**Task**
Wherever the string "Filters" appears in a line of the listing below, report that line.
*** Opening Extracted entries ***
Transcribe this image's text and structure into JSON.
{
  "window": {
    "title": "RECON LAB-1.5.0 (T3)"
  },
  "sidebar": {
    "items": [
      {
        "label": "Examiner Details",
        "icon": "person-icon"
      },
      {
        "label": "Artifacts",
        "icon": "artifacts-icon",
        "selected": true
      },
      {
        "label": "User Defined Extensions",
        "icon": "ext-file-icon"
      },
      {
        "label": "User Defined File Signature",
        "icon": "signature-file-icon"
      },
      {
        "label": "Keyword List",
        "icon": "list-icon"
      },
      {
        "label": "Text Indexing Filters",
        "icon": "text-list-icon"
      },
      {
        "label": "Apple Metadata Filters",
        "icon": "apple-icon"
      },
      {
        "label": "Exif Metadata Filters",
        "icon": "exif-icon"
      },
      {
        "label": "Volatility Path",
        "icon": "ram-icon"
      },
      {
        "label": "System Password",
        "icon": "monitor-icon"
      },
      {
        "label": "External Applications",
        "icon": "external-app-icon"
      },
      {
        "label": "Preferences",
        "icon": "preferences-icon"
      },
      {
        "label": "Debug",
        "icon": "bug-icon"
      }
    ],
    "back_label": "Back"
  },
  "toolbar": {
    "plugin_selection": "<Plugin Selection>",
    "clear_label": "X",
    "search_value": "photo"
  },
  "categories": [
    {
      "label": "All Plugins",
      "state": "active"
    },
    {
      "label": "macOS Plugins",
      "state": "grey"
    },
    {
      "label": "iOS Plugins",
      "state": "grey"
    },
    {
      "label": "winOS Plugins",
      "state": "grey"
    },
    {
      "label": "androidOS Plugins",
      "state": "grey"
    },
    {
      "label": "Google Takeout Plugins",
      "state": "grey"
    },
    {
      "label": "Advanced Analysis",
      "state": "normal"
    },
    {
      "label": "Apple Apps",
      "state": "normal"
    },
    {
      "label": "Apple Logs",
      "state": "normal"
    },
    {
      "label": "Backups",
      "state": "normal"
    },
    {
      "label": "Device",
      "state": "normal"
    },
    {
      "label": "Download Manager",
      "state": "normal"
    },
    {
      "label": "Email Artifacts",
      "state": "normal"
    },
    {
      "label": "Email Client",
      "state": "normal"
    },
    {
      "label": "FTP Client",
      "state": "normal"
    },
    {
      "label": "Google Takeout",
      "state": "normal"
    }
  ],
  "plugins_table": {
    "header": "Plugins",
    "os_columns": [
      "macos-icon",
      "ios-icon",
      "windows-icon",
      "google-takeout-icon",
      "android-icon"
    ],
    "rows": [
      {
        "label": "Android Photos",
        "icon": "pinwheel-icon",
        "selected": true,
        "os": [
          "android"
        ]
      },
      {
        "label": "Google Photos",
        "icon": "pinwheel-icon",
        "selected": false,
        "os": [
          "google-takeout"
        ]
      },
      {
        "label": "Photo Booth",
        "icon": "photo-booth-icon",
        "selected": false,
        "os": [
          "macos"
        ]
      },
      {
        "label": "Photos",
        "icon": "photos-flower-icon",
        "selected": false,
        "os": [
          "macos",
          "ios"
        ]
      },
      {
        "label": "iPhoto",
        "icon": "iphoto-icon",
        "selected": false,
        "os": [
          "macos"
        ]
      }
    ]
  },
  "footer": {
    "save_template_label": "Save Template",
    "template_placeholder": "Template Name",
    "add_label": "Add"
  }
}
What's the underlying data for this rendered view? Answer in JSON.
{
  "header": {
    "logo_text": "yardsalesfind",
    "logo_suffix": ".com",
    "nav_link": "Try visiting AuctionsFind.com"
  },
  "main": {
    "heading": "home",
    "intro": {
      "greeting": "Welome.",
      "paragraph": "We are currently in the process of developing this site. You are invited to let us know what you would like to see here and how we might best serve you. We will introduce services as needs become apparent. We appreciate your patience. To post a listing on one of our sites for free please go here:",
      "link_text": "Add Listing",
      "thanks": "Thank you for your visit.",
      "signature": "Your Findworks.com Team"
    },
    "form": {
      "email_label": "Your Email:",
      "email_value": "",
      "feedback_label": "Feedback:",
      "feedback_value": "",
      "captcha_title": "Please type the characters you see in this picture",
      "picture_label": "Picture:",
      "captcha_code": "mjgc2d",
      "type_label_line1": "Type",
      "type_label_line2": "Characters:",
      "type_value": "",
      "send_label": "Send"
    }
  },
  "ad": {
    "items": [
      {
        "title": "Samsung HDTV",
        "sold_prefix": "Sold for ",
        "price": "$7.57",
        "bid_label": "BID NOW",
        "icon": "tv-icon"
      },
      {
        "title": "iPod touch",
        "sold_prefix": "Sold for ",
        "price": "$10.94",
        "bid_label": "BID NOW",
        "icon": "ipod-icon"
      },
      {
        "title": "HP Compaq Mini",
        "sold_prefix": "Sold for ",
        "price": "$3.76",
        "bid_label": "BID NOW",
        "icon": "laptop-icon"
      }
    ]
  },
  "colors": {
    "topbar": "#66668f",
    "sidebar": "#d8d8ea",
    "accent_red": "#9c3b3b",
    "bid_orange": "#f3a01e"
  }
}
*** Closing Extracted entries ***
**Reply**
        "label": "Text Indexing Filters",
        "label": "Apple Metadata Filters",
        "label": "Exif Metadata Filters",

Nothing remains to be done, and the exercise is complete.